For hospitals, the biggest benefit is the ability to plan resources. Knowing that they have a larger than normal (or smaller than normal) set of mothers due at any given time, they can plan services, everything from hospital birth classes to OB anesthesia coverage, during a given time period.

As an expectant parent, you're probably doing it for convenience. When you show up in labor, you want to skip to the fast lane. You've given all the basic info, you would like to not sit in the waiting room having contractions and move on to triage or the labor and delivery area. Many mothers believe that pre-registration will afford them this benefit. The problem is that this doesn't always happen.

The Typical Pre-Registration

  • First Trimester: Ask your doctor (obstetrician or family practitioner) or midwife what hospitals they go to for birth services. Take hospital tours and ask questions about hospital policies, etc.
  • Second Trimester: Choose a hospital. This choice is noted in your medical records.
  • Second or Third Trimester: You are given a card to fill out to return by mail or fax, sent to an online pre-registration form or are called by the hospital of your choice.
  • Third Trimester: You wait for labor. You may be asked to bring a copy of your pre-registration information sheet in your labor bag.

It's usually a minor process once you've done the hard work of choosing the best hospital for your needs.

Your Medical Records
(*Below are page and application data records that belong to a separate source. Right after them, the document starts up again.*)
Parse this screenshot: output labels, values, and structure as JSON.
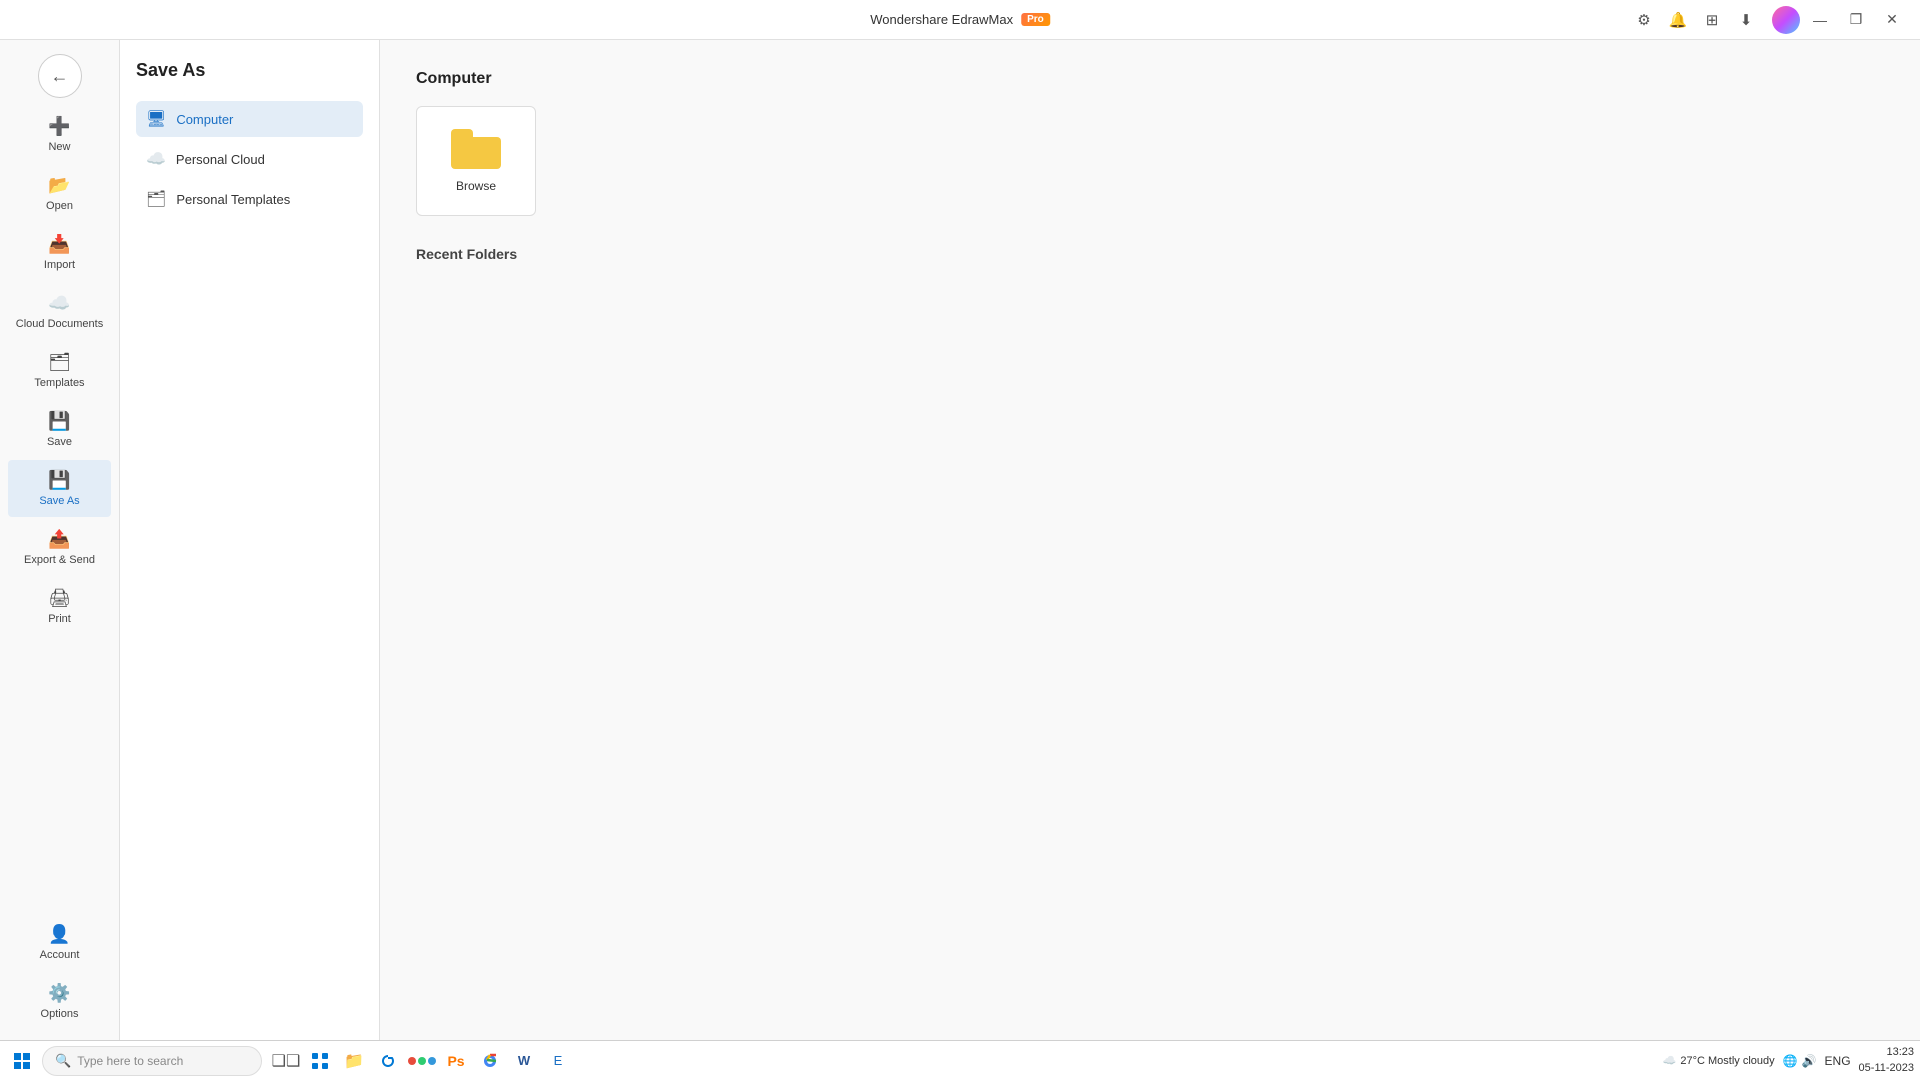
{
  "titleBar": {
    "title": "Wondershare EdrawMax",
    "proBadge": "Pro",
    "windowButtons": {
      "minimize": "—",
      "restore": "❐",
      "close": "✕"
    }
  },
  "sidebar": {
    "items": [
      {
        "id": "new",
        "label": "New",
        "icon": "➕"
      },
      {
        "id": "open",
        "label": "Open",
        "icon": "📂"
      },
      {
        "id": "import",
        "label": "Import",
        "icon": "📥"
      },
      {
        "id": "cloud",
        "label": "Cloud Documents",
        "icon": "☁️"
      },
      {
        "id": "templates",
        "label": "Templates",
        "icon": "🗂"
      },
      {
        "id": "save",
        "label": "Save",
        "icon": "💾"
      },
      {
        "id": "saveas",
        "label": "Save As",
        "icon": "💾",
        "active": true
      },
      {
        "id": "export",
        "label": "Export & Send",
        "icon": "📤"
      },
      {
        "id": "print",
        "label": "Print",
        "icon": "🖨"
      }
    ],
    "bottomItems": [
      {
        "id": "account",
        "label": "Account",
        "icon": "👤"
      },
      {
        "id": "options",
        "label": "Options",
        "icon": "⚙️"
      }
    ]
  },
  "saveAsPanel": {
    "title": "Save As",
    "options": [
      {
        "id": "computer",
        "label": "Computer",
        "icon": "🖥",
        "active": true
      },
      {
        "id": "personalCloud",
        "label": "Personal Cloud",
        "icon": "☁️",
        "active": false
      },
      {
        "id": "personalTemplates",
        "label": "Personal Templates",
        "icon": "🗂",
        "active": false
      }
    ]
  },
  "contentArea": {
    "sectionTitle": "Computer",
    "browseLabel": "Browse",
    "recentFoldersTitle": "Recent Folders"
  },
  "taskbar": {
    "searchPlaceholder": "Type here to search",
    "weather": "27°C  Mostly cloudy",
    "language": "ENG",
    "time": "13:23",
    "date": "05-11-2023",
    "apps": [
      {
        "id": "windows",
        "icon": "⊞",
        "color": "#0078d4"
      },
      {
        "id": "search",
        "icon": "🔍"
      },
      {
        "id": "taskview",
        "icon": "❑"
      },
      {
        "id": "widgets",
        "icon": "▦"
      },
      {
        "id": "edge",
        "icon": "🌐"
      },
      {
        "id": "files",
        "icon": "📁"
      },
      {
        "id": "browser",
        "icon": "🌀"
      },
      {
        "id": "colorDots",
        "icon": ""
      },
      {
        "id": "photoshop",
        "icon": "🔶"
      },
      {
        "id": "chrome",
        "icon": "🔵"
      },
      {
        "id": "word",
        "icon": "📘"
      },
      {
        "id": "edrawmax",
        "icon": "🔷"
      }
    ]
  }
}
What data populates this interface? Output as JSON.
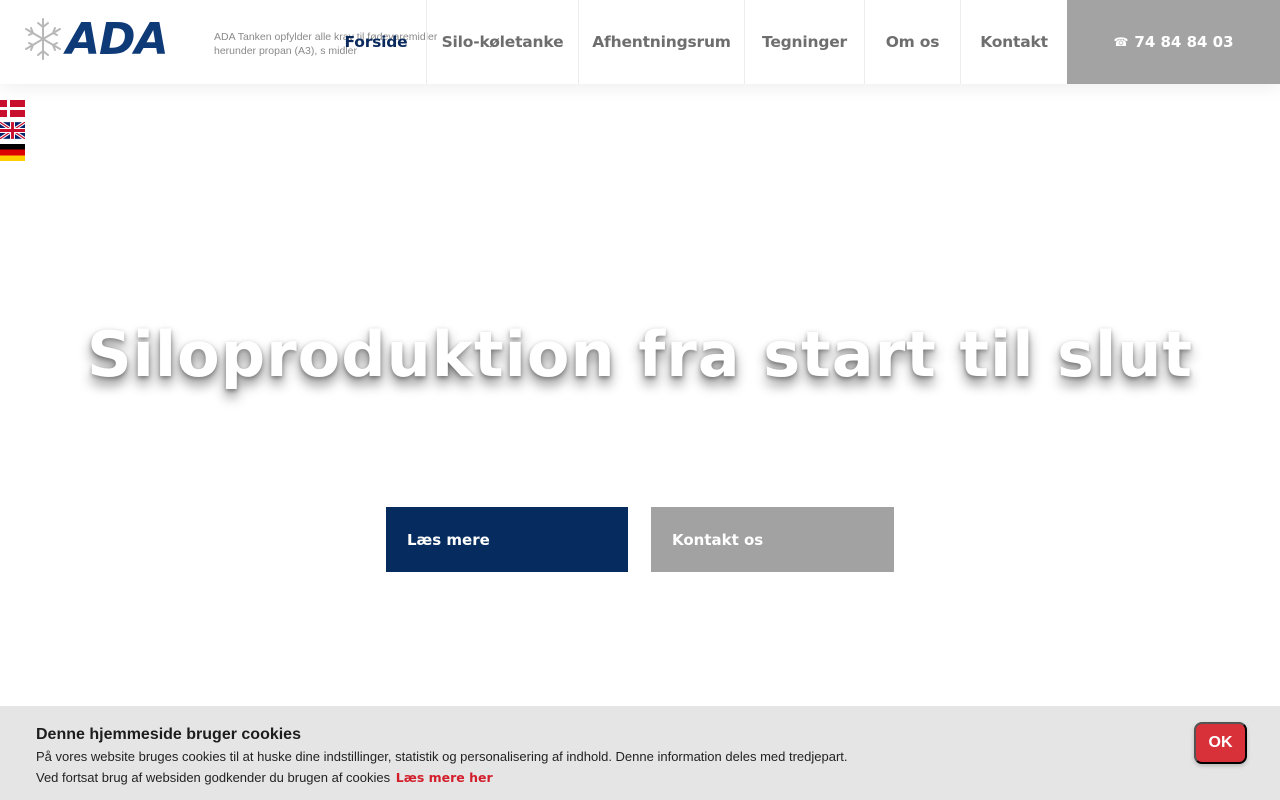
{
  "header": {
    "logo_text": "ADA",
    "logo_icon": "snowflake-drop-icon",
    "tagline_line1": "ADA Tanken opfylder alle krav til fødevaremidler",
    "tagline_line2": "herunder propan (A3), s                midler",
    "nav": [
      {
        "label": "Forside",
        "active": true
      },
      {
        "label": "Silo-køletanke",
        "active": false
      },
      {
        "label": "Afhentningsrum",
        "active": false
      },
      {
        "label": "Tegninger",
        "active": false
      },
      {
        "label": "Om os",
        "active": false
      },
      {
        "label": "Kontakt",
        "active": false
      }
    ],
    "phone_icon": "☎",
    "phone": "74 84 84 03"
  },
  "flags": [
    {
      "name": "danish-flag-icon"
    },
    {
      "name": "english-flag-icon"
    },
    {
      "name": "german-flag-icon"
    }
  ],
  "hero": {
    "title": "Siloproduktion fra start til slut",
    "primary_button": "Læs mere",
    "secondary_button": "Kontakt os"
  },
  "cookie": {
    "title": "Denne hjemmeside bruger cookies",
    "text1": "På vores website bruges cookies til at huske dine indstillinger, statistik og personalisering af indhold. Denne information deles med tredjepart.",
    "text2": "Ved fortsat brug af websiden godkender du brugen af cookies",
    "link": "Læs mere her",
    "ok": "OK"
  },
  "colors": {
    "brand_navy": "#062c5f",
    "gray_button": "#a2a2a2",
    "cookie_ok": "#d9313a"
  }
}
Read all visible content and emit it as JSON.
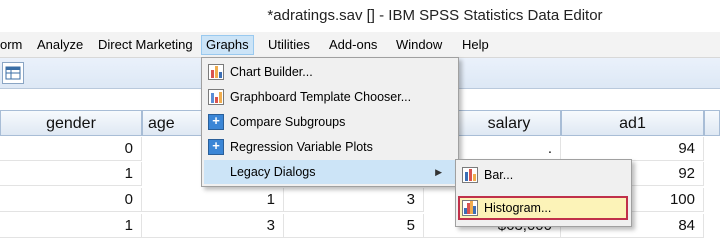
{
  "window": {
    "title": "*adratings.sav [] - IBM SPSS Statistics Data Editor"
  },
  "menubar": {
    "items": [
      {
        "label": "orm"
      },
      {
        "label": "Analyze"
      },
      {
        "label": "Direct Marketing"
      },
      {
        "label": "Graphs"
      },
      {
        "label": "Utilities"
      },
      {
        "label": "Add-ons"
      },
      {
        "label": "Window"
      },
      {
        "label": "Help"
      }
    ]
  },
  "grid": {
    "columns": [
      "gender",
      "age",
      "",
      "salary",
      "ad1"
    ],
    "rows": [
      [
        "0",
        "",
        "",
        ".",
        "94"
      ],
      [
        "1",
        "",
        "",
        "",
        "92"
      ],
      [
        "0",
        "1",
        "3",
        "",
        "100"
      ],
      [
        "1",
        "3",
        "5",
        "$63,000",
        "84"
      ]
    ]
  },
  "graphs_menu": {
    "items": [
      {
        "label": "Chart Builder...",
        "icon": "chart-builder-icon"
      },
      {
        "label": "Graphboard Template Chooser...",
        "icon": "graphboard-icon"
      },
      {
        "label": "Compare Subgroups",
        "icon": "plus-box-icon"
      },
      {
        "label": "Regression Variable Plots",
        "icon": "plus-box-icon"
      },
      {
        "label": "Legacy Dialogs",
        "icon": "",
        "submenu_arrow": "▶"
      }
    ]
  },
  "legacy_submenu": {
    "items": [
      {
        "label": "Bar...",
        "icon": "bar-chart-icon"
      },
      {
        "label": "Histogram...",
        "icon": "histogram-icon"
      }
    ]
  }
}
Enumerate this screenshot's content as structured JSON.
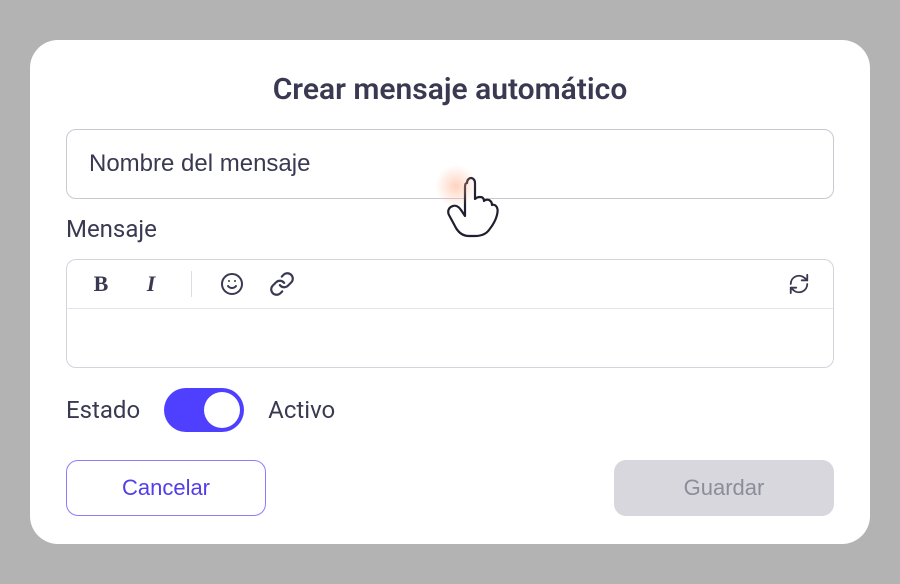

Your practitioner will send a copy of your medical records to the hospital, usually around 36 weeks gestation. This is separate from pre-registration and you don't need to do anything— though you may want to verify that it has happened at your later prenatal appointments. A delay in getting your medical records may mean a delay in treatment or testing you don't need.

How Registration Works

Once you're in labor, you go to the hospital. (Where you go depends on what day, what time and your hospital's protocol. Most people proceed directly to labor and delivery.) This is where reality and expectations differ.

The vast majority of moms expect that it works like a hotel, you give your name and reservation info and immediately are seen. Nope. Basically, you do the whole registration process over. You pull out your insurance card. You give your name. Your address. Your due date. Your practitioner's name. You might even find that you have to wait a while to give this information depending on who is at the desk and how well staffed they are at that time.

If you are in advanced labor, this may mean that you are having contractions in the waiting room with lots of other families watching. Some hospitals do allow you to go to triage for a bit more privacy. But if your labor is advanced enough, there are plenty of stories of moms and dads being separated while dad registers mom and she goes off to have a baby alone.

Be insistent that your support team stay with you. Many hospitals have the ability to do mobile registration if need be.

If this is something that you're concerned about, be sure to ask up front what the process is for the hospitals you're considering. Remember the hospital is typically your choice. Hospital policy of this nature can also be driven by what consumer demand is, so be sure to speak up about the pre-registration process and don't get caught asking, "Why did I even bother to pre-register?"

By Robin Elise Weiss, PhD, MPH
Robin Elise Weiss, PhD, MPH is a professor, author, childbirth and postpartum educator, certified doula, and lactation counselor.